5,243 manuscripts have now been transcribed or partially-transcribed, which is 38 up on last week’s total. Of these transcripts, 4,975 (94%) are complete and locked, an increase of 47 on this time last week. We should lock our 5,000th transcript at some point next week!

The more detailed state of progress is as follows:

  • Box 2: 390 manuscripts transcribed of 753 (51%)
  • Box 27: 350 of 350 (100%)
  • Box 35: 279 of 439 (63%)
  • Box 50: 134 of 198 (67%)
  • Box 51: 358 of 940 (38%)
  • Box 62: 53 of 565 (9%)
  • Box 70: 257 of 350 (73%)
  • Box 71: 663 of 663 (100%)
  • Box 72: 608 of 664 (91%)
  • Box 73: 151 of 151 (100%)
  • Box 79: 198 of 199 (99%)
  • Box 95: 119 of 147 (80%)
  • Box 96: 526 of 539 (97%)
  • Box 97: 52 of 296 (17%)
  • Box 98: 212 of 499 (42%)
  • Box 100: 145 of 422 (32%)
  • Box107:  76 of 538 (14%)
  • Box 115: 275 of 307 (89%)
  • Box 116: 359 of 864 (40%)
  • Box 139: 38 of 38 (100%)
  • Overall: 58% of the 8,925 manuscripts currently uploaded to the website have been transcribed thus far.

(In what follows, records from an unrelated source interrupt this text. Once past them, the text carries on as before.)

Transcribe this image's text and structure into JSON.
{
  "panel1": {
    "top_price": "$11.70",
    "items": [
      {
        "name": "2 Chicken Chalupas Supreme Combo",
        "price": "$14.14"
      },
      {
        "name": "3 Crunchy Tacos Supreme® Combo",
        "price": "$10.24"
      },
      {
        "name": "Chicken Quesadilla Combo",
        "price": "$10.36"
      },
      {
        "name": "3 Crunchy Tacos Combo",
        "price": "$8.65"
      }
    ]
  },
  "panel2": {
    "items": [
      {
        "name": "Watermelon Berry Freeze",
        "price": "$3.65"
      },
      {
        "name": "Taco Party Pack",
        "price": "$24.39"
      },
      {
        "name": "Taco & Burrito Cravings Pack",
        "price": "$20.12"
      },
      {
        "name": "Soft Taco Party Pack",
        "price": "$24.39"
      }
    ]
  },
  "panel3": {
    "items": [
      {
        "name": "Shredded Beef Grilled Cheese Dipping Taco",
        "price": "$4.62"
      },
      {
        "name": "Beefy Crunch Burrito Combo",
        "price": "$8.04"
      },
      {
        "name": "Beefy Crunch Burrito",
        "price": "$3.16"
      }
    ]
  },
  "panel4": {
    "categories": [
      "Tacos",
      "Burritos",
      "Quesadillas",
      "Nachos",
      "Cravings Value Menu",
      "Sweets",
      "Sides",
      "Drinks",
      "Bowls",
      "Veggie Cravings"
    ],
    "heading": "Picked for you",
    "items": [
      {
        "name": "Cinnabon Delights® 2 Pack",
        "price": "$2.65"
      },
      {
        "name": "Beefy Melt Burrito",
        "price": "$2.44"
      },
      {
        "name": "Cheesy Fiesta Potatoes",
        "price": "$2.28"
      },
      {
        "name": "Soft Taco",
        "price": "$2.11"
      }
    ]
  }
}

Box 107 has been the most heavily transcribed during the last week, and little wonder – it contains some really interesting panopticon-related material.

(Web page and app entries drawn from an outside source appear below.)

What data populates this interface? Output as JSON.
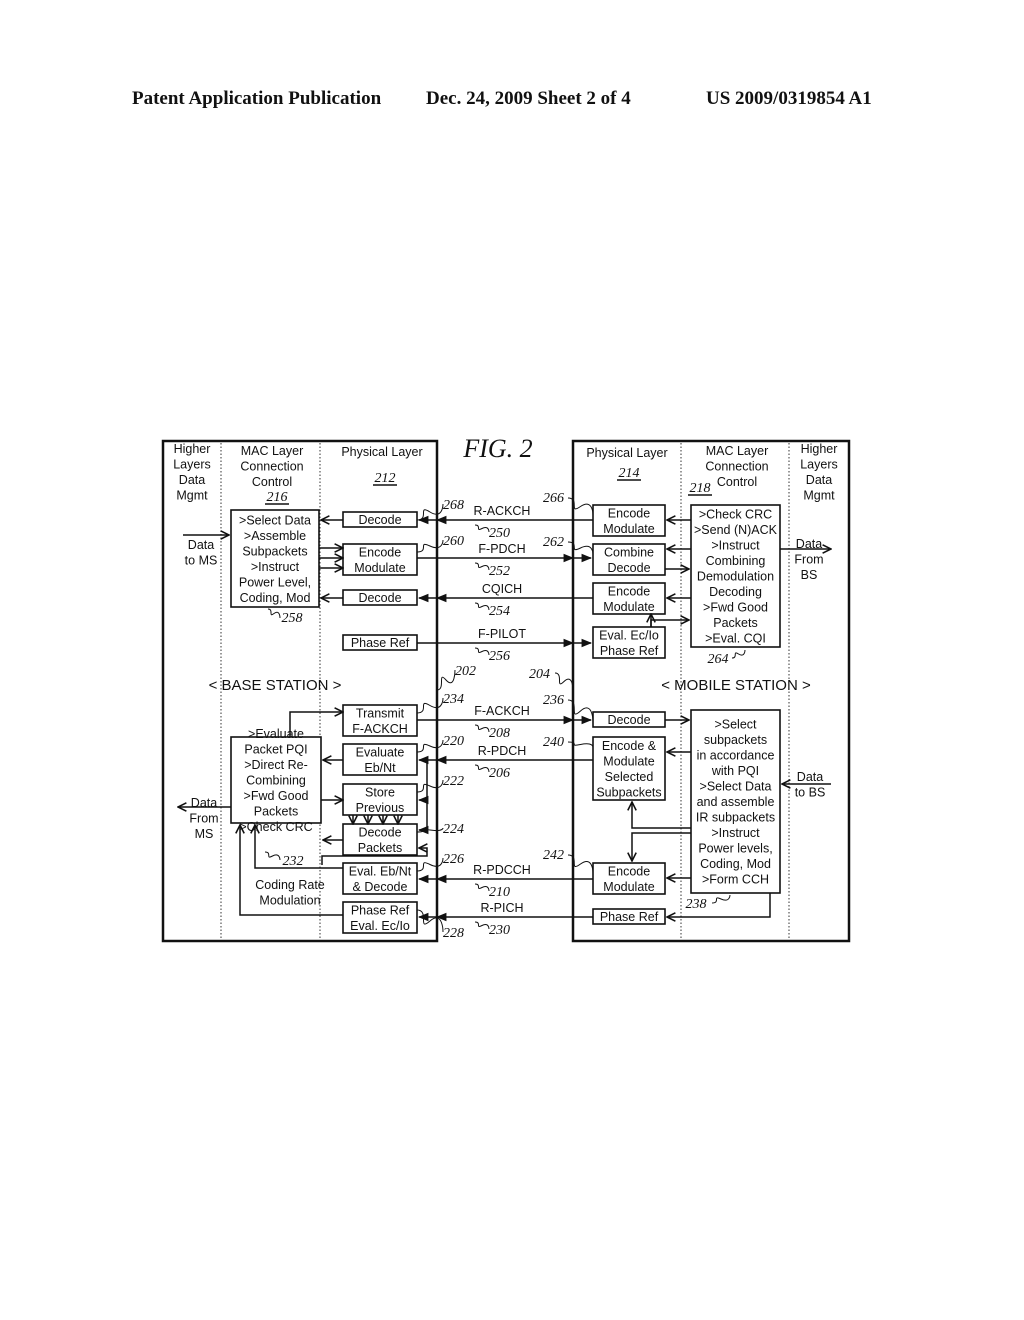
{
  "header": {
    "left": "Patent Application Publication",
    "date_sheet": "Dec. 24, 2009   Sheet 2 of 4",
    "number": "US 2009/0319854 A1"
  },
  "figure": {
    "title": "FIG.  2",
    "base_station": {
      "label": "<  BASE STATION  >",
      "ref": "202",
      "columns": {
        "higher": [
          "Higher",
          "Layers",
          "Data",
          "Mgmt"
        ],
        "mac": [
          "MAC Layer",
          "Connection",
          "Control"
        ],
        "mac_ref": "216",
        "phy": "Physical Layer",
        "phy_ref": "212"
      },
      "data_to_ms": [
        "Data",
        "to MS"
      ],
      "data_from_ms": [
        "Data",
        "From",
        "MS"
      ],
      "mac_box_top": {
        "lines": [
          ">Select Data",
          ">Assemble",
          "Subpackets",
          ">Instruct",
          "Power Level,",
          "Coding, Mod"
        ],
        "ref": "258"
      },
      "mac_box_bottom": {
        "lines": [
          ">Evaluate",
          "Packet PQI",
          ">Direct Re-",
          "Combining",
          ">Fwd Good",
          "Packets",
          ">Check CRC"
        ],
        "ref": "232"
      },
      "coding_rate_label": [
        "Coding Rate",
        "Modulation"
      ],
      "phy_boxes": [
        {
          "lines": [
            "Decode"
          ],
          "ref": "268"
        },
        {
          "lines": [
            "Encode",
            "Modulate"
          ],
          "ref": "260"
        },
        {
          "lines": [
            "Decode"
          ],
          "ref": ""
        },
        {
          "lines": [
            "Phase Ref"
          ],
          "ref": ""
        },
        {
          "lines": [
            "Transmit",
            "F-ACKCH"
          ],
          "ref": "234"
        },
        {
          "lines": [
            "Evaluate",
            "Eb/Nt"
          ],
          "ref": "220"
        },
        {
          "lines": [
            "Store",
            "Previous"
          ],
          "ref": "222"
        },
        {
          "lines": [
            "Decode",
            "Packets"
          ],
          "ref": "224"
        },
        {
          "lines": [
            "Eval. Eb/Nt",
            "& Decode"
          ],
          "ref": "226"
        },
        {
          "lines": [
            "Phase Ref",
            "Eval. Ec/Io"
          ],
          "ref": "228"
        }
      ]
    },
    "mobile_station": {
      "label": "<  MOBILE STATION  >",
      "ref": "204",
      "columns": {
        "phy": "Physical Layer",
        "phy_ref": "214",
        "mac": [
          "MAC Layer",
          "Connection",
          "Control"
        ],
        "mac_ref": "218",
        "higher": [
          "Higher",
          "Layers",
          "Data",
          "Mgmt"
        ]
      },
      "data_from_bs": [
        "Data",
        "From",
        "BS"
      ],
      "data_to_bs": [
        "Data",
        "to BS"
      ],
      "mac_box_top": {
        "lines": [
          ">Check CRC",
          ">Send (N)ACK",
          ">Instruct",
          "Combining",
          "Demodulation",
          "Decoding",
          ">Fwd Good",
          "Packets",
          ">Eval. CQI"
        ],
        "ref": "264"
      },
      "mac_box_bottom": {
        "lines": [
          ">Select",
          "subpackets",
          "in accordance",
          "with PQI",
          ">Select Data",
          "and assemble",
          "IR subpackets",
          ">Instruct",
          "Power levels,",
          "Coding, Mod",
          ">Form CCH"
        ],
        "ref": "238"
      },
      "phy_boxes": [
        {
          "lines": [
            "Encode",
            "Modulate"
          ],
          "ref": "266"
        },
        {
          "lines": [
            "Combine",
            "Decode"
          ],
          "ref": "262"
        },
        {
          "lines": [
            "Encode",
            "Modulate"
          ],
          "ref": ""
        },
        {
          "lines": [
            "Eval. Ec/Io",
            "Phase Ref"
          ],
          "ref": ""
        },
        {
          "lines": [
            "Decode"
          ],
          "ref": "236"
        },
        {
          "lines": [
            "Encode &",
            "Modulate",
            "Selected",
            "Subpackets"
          ],
          "ref": "240"
        },
        {
          "lines": [
            "Encode",
            "Modulate"
          ],
          "ref": "242"
        },
        {
          "lines": [
            "Phase Ref"
          ],
          "ref": ""
        }
      ]
    },
    "channels": [
      {
        "name": "R-ACKCH",
        "ref": "250",
        "direction": "to-base"
      },
      {
        "name": "F-PDCH",
        "ref": "252",
        "direction": "to-mobile"
      },
      {
        "name": "CQICH",
        "ref": "254",
        "direction": "to-base"
      },
      {
        "name": "F-PILOT",
        "ref": "256",
        "direction": "to-mobile"
      },
      {
        "name": "F-ACKCH",
        "ref": "208",
        "direction": "to-mobile"
      },
      {
        "name": "R-PDCH",
        "ref": "206",
        "direction": "to-base"
      },
      {
        "name": "R-PDCCH",
        "ref": "210",
        "direction": "to-base"
      },
      {
        "name": "R-PICH",
        "ref": "230",
        "direction": "to-base"
      }
    ]
  }
}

For example, volunteers Chris Leeder and Melissa Rogers transcribed more of Bentham’s panopticon kitchen recipes, including those for ‘turnip pudding’, ‘stewed pease’, and ‘mushroom catchup [sic]‘. You can also read about my attempt to produce Bentham’s ‘baked apple pudding’, as part of the Journal of Victorian Culture‘s historical bake-off competition.

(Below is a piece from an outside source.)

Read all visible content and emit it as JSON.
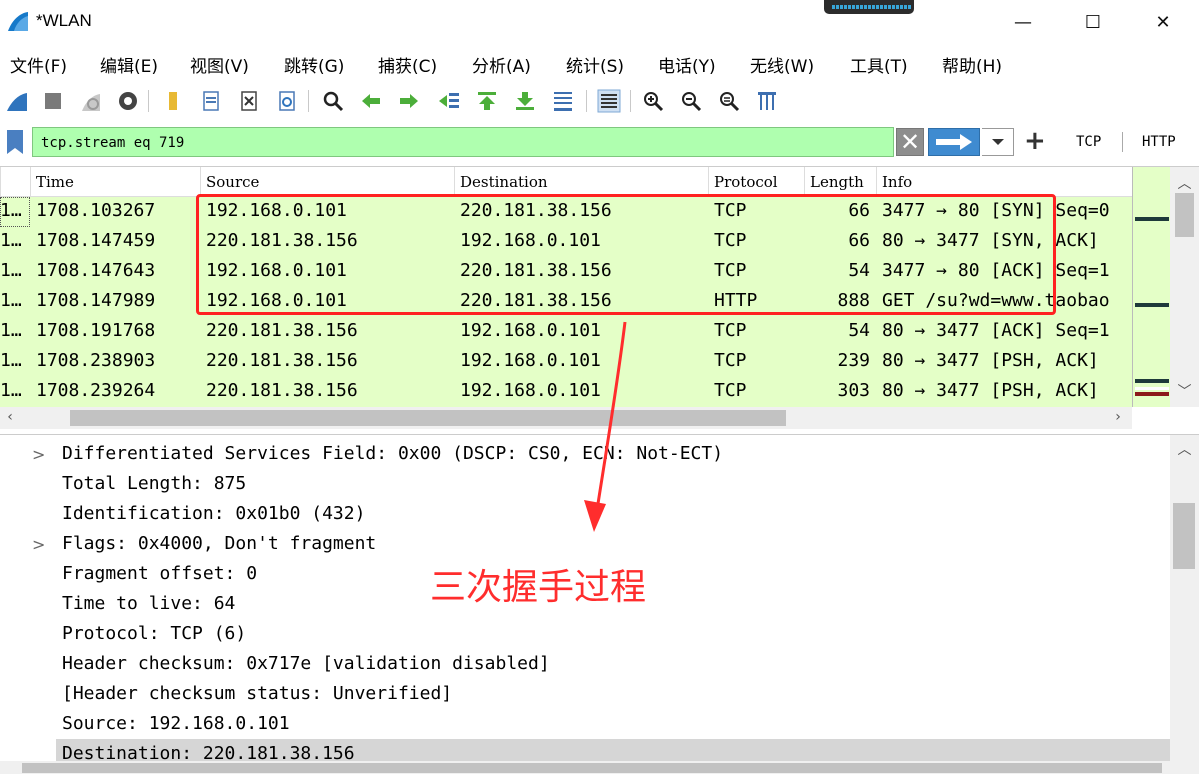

Bentham's baked apple pudding. Delicious.

Bentham’s baked apple pudding. Delicious.

 

Volunteer Joy Lloyd has transcribed several manuscripts on Bentham’s panoptic institution for women, or what he called the ‘Sotimion’. These include the various rules and regulations for the establishment, inducements to the women for the ‘preservation of their delicacy’, their ‘amusements’, including ‘poultry to tend’, ‘chess’, and a tantalising mention of something called a ‘Panopticon Music Barge’. Elsewhere, Bentham sets out the design of a chair for the comfort of heavily pregnant women,  suggests that the women would be able to row boats along the nearby canals, and describes what he calls ‘Russian Flying Chariots’ or the ‘Panopticon Flying Car’, which would act as a ride and a glorified shuttle service between parts of the panopticon.

Elsewhere, Keith Thompson and Peter Hollis transcribed manuscripts showing Bentham’s interest in chemistry and scientific experiments, Lea Stern worked on a manuscript pertaining to Bentham’s thoughts on counterfeit-proof banknotes, and Jonathan Targett transcribed a manuscript entitled ‘The art of forming an image in the mind & of expressing that image by lines, by shades, by colours, by moulding, by carving‘, or—for those of us who don’t speak Bentham—the art of drawing, painting, and carving.

Thank you, as always, to all who have given their time and effort to Transcribe Bentham during the last seven days. It remains greatly appreciated.